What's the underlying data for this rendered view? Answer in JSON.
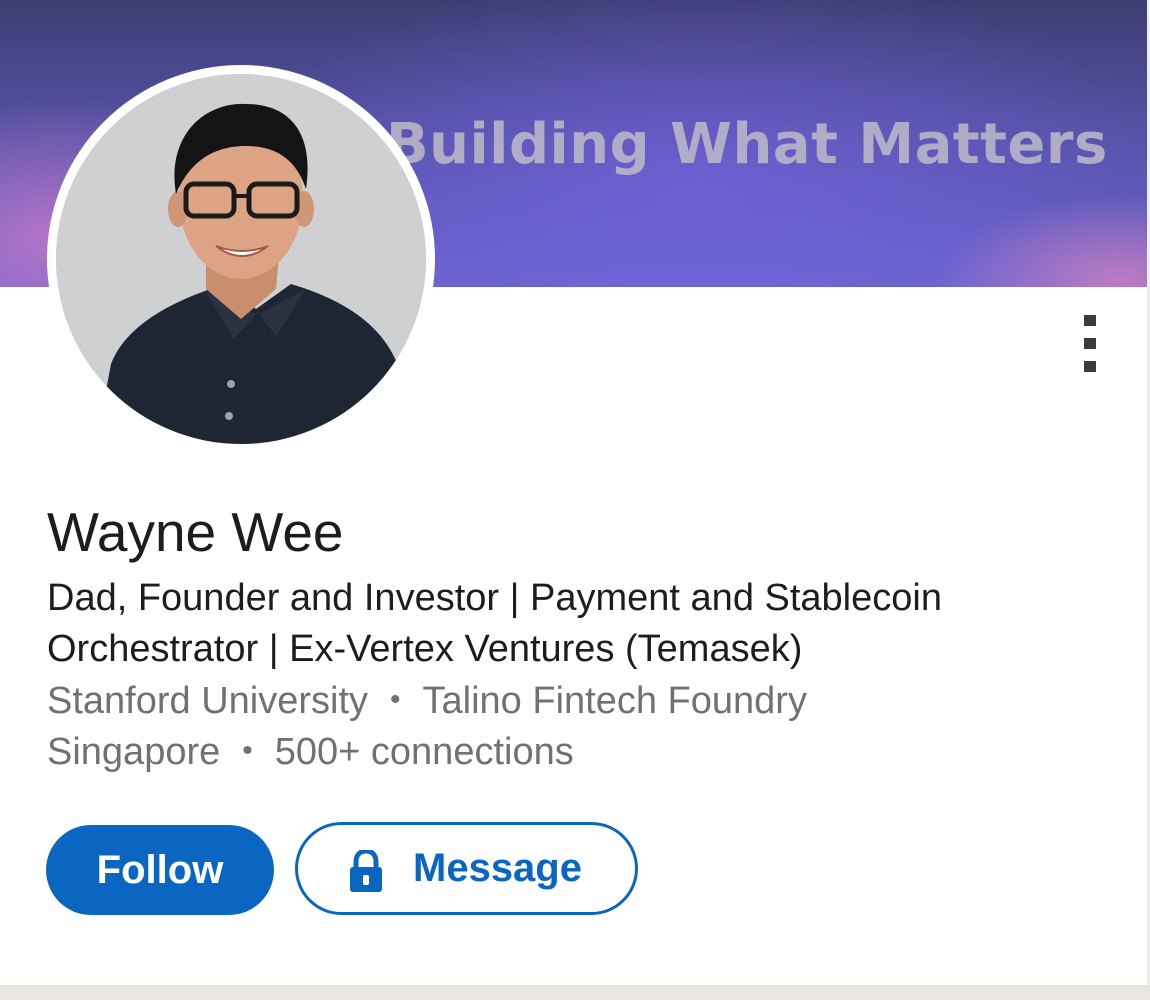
{
  "banner": {
    "title": "Building What Matters"
  },
  "profile": {
    "name": "Wayne Wee",
    "headline_line1": "Dad, Founder and Investor | Payment and Stablecoin",
    "headline_line2": "Orchestrator | Ex-Vertex Ventures (Temasek)",
    "education": "Stanford University",
    "company": "Talino Fintech Foundry",
    "location": "Singapore",
    "connections": "500+ connections",
    "separator": "•"
  },
  "actions": {
    "follow_label": "Follow",
    "message_label": "Message"
  },
  "icons": {
    "more": "more-vertical-icon",
    "lock": "lock-icon"
  },
  "colors": {
    "accent": "#0b66c2",
    "text_primary": "#1d1d1d",
    "text_secondary": "#717171"
  }
}
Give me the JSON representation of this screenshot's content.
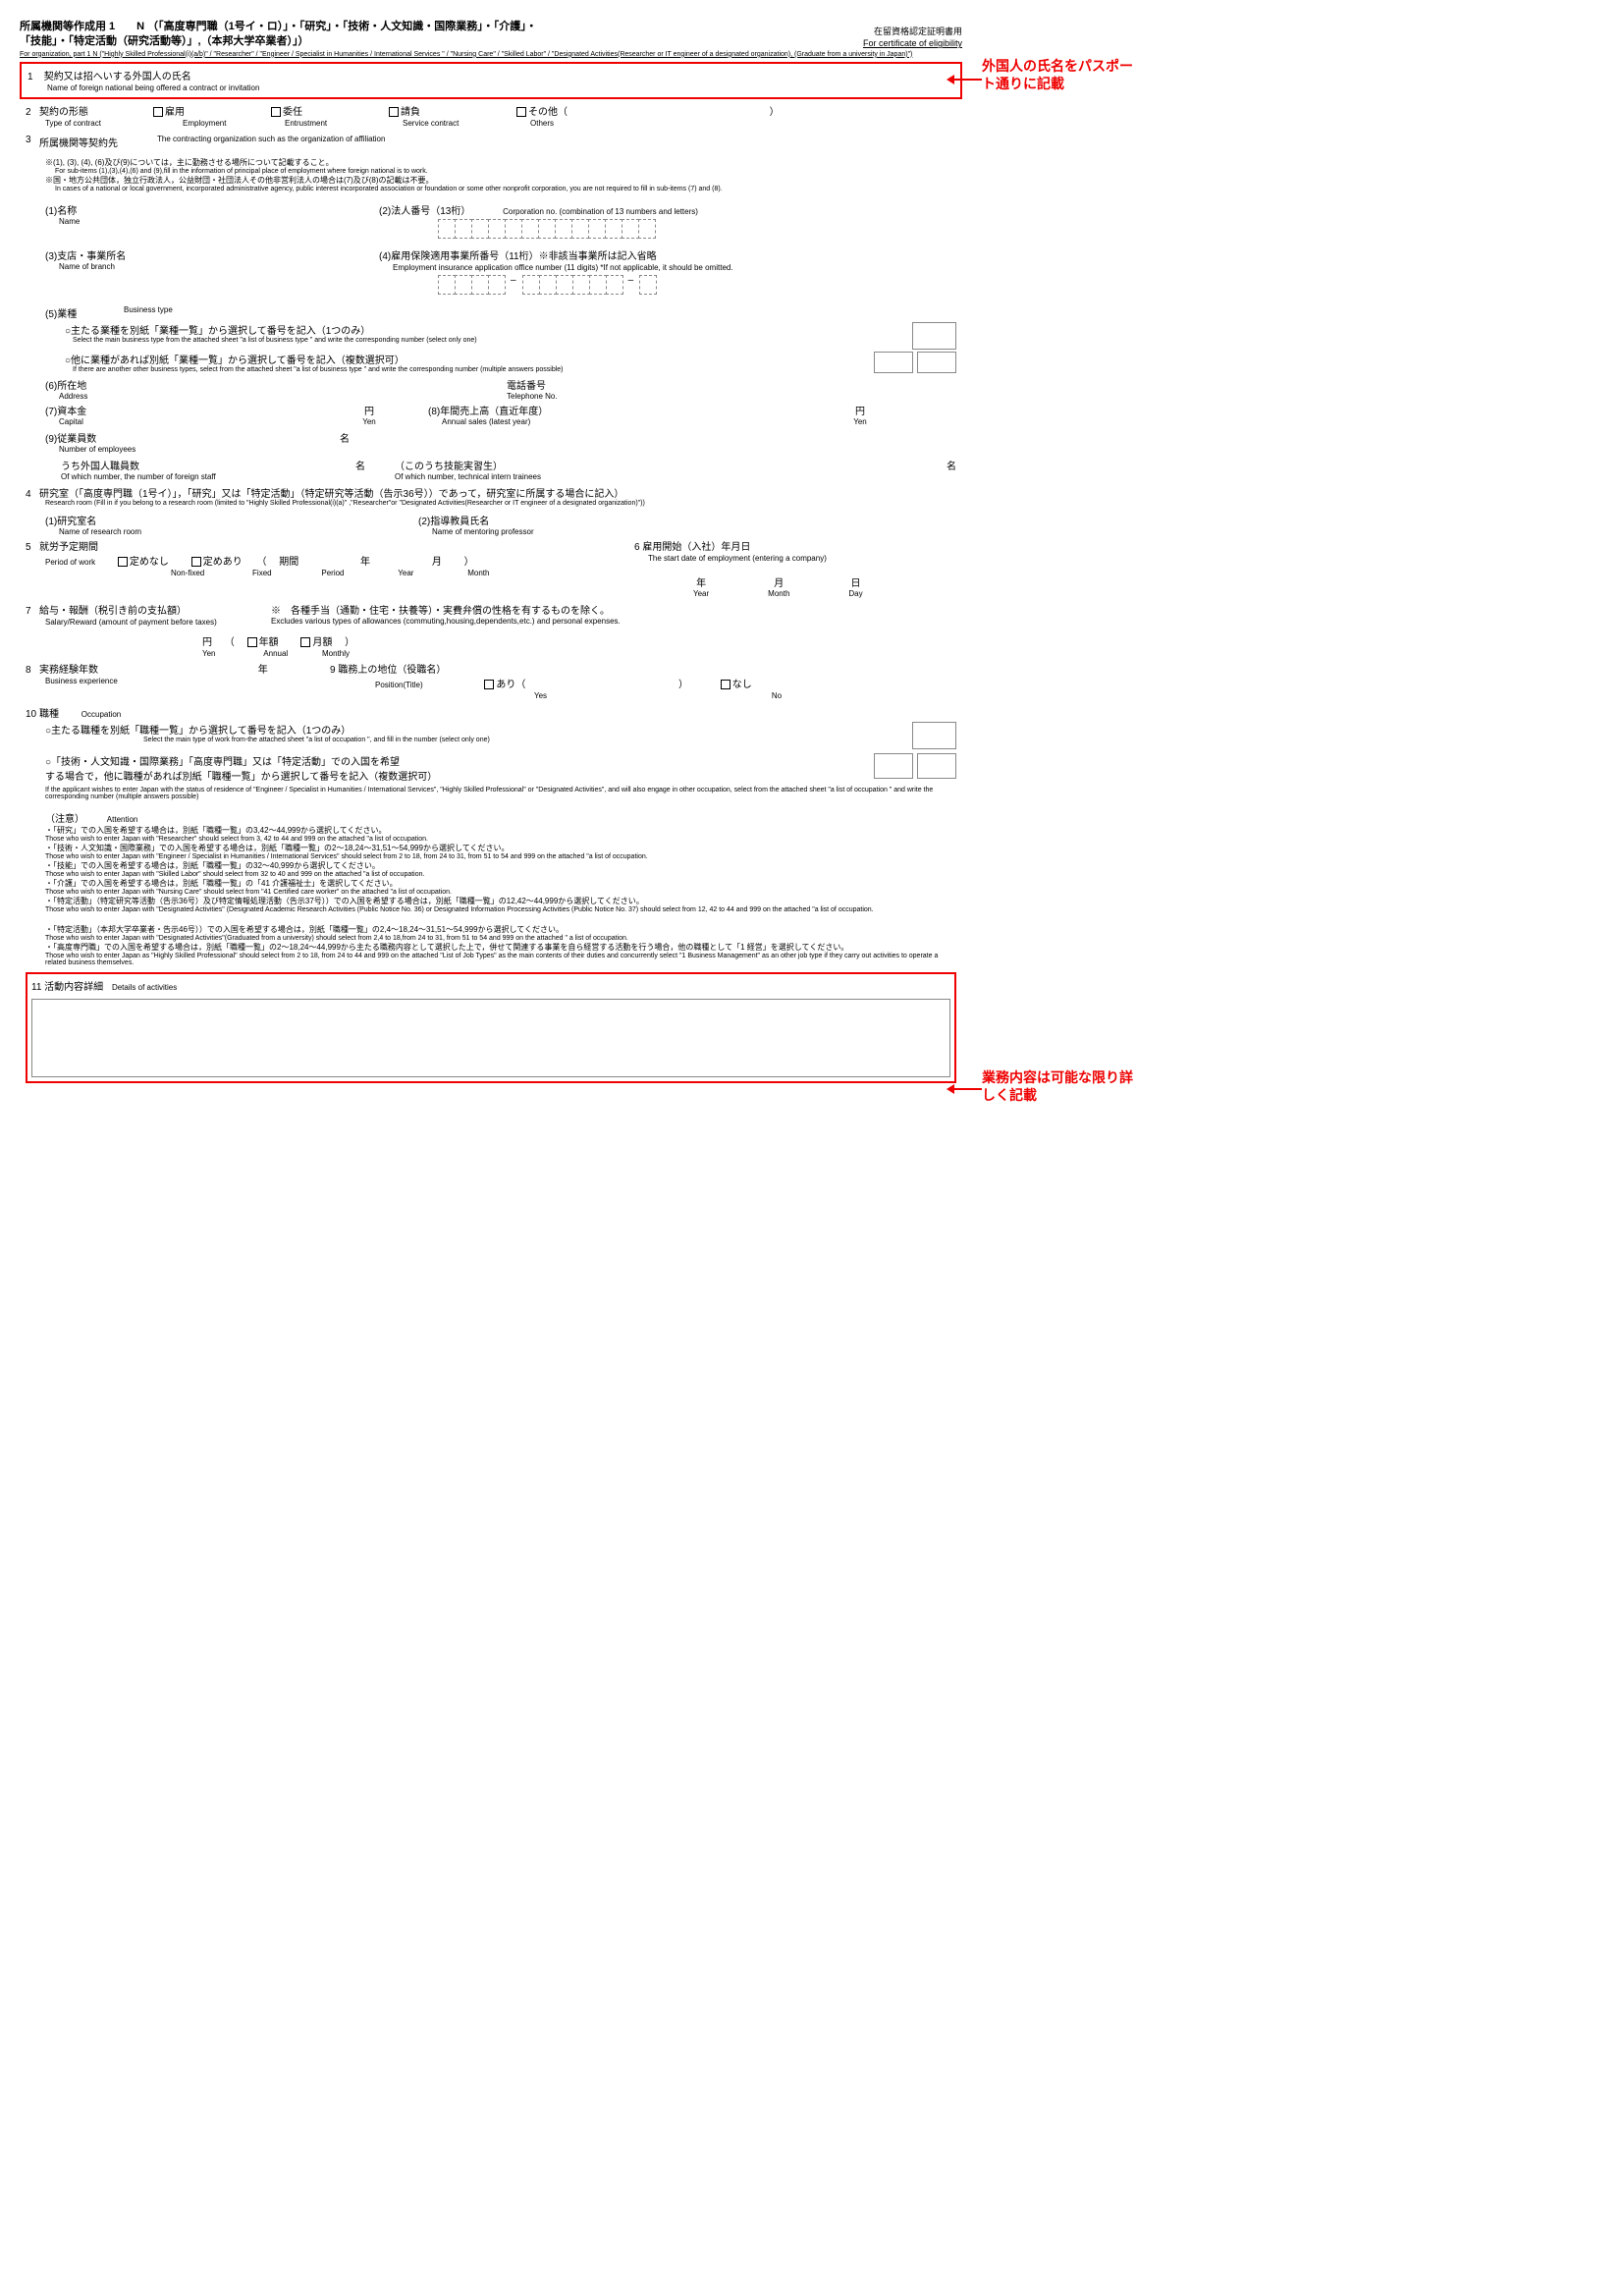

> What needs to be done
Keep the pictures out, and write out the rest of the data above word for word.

> Reply
What's the underlying data for this rendered view? Answer in JSON.
{
  "banner": {
    "title": "Building What Matters"
  },
  "profile": {
    "name": "Wayne Wee",
    "headline_line1": "Dad, Founder and Investor | Payment and Stablecoin",
    "headline_line2": "Orchestrator | Ex-Vertex Ventures (Temasek)",
    "education": "Stanford University",
    "company": "Talino Fintech Foundry",
    "location": "Singapore",
    "connections": "500+ connections",
    "separator": "•"
  },
  "actions": {
    "follow_label": "Follow",
    "message_label": "Message"
  },
  "icons": {
    "more": "more-vertical-icon",
    "lock": "lock-icon"
  },
  "colors": {
    "accent": "#0b66c2",
    "text_primary": "#1d1d1d",
    "text_secondary": "#717171"
  }
}
Give me the JSON representation of this screenshot's content.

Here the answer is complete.